WHAT YOU NEED TO DO => A single number is required: the count of lines in the entries below that include the word "icon".

Top of INFORMATION SHOWN

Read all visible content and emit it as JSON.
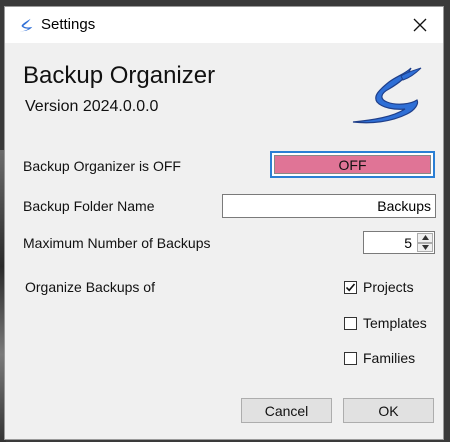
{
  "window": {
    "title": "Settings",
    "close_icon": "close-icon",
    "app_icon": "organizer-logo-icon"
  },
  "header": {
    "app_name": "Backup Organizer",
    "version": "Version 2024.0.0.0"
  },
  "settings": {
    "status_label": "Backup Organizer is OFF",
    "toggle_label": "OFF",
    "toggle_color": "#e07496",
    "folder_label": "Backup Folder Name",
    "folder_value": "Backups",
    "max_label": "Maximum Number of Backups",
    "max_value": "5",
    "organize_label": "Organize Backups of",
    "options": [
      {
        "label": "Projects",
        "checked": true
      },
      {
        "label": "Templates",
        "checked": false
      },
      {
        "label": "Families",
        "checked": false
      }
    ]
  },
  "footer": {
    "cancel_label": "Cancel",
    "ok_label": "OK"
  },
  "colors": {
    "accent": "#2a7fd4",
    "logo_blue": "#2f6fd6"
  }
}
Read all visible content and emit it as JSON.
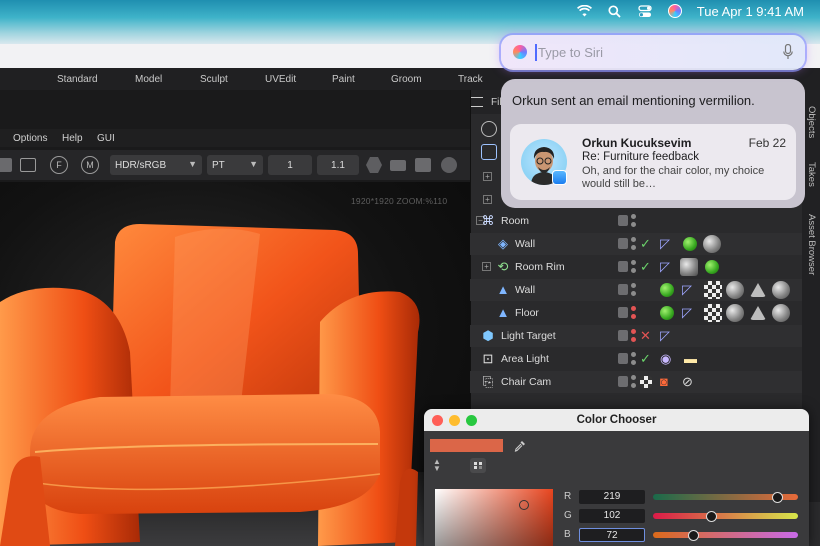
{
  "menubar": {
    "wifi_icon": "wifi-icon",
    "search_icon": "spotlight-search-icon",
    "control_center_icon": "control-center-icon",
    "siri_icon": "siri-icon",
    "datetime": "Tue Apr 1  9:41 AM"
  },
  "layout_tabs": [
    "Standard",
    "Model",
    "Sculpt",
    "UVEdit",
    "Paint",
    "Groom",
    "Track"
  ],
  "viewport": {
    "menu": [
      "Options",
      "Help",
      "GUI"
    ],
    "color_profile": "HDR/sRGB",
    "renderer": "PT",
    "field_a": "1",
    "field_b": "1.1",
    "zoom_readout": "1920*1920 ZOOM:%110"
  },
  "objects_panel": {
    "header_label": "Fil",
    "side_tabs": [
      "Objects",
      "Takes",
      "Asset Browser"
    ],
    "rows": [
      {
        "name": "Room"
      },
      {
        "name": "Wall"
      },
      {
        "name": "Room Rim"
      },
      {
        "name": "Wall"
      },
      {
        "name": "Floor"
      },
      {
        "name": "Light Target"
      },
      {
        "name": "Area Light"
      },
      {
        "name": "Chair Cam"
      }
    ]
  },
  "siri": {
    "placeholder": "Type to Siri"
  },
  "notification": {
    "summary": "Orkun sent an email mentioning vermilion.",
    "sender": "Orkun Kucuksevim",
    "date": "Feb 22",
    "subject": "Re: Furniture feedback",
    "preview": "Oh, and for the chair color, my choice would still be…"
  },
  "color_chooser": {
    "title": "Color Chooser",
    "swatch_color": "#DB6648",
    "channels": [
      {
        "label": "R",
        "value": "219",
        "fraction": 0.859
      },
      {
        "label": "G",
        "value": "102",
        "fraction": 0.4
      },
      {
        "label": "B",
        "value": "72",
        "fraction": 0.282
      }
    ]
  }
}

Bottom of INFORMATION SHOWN

YOUR RESPONSE => 6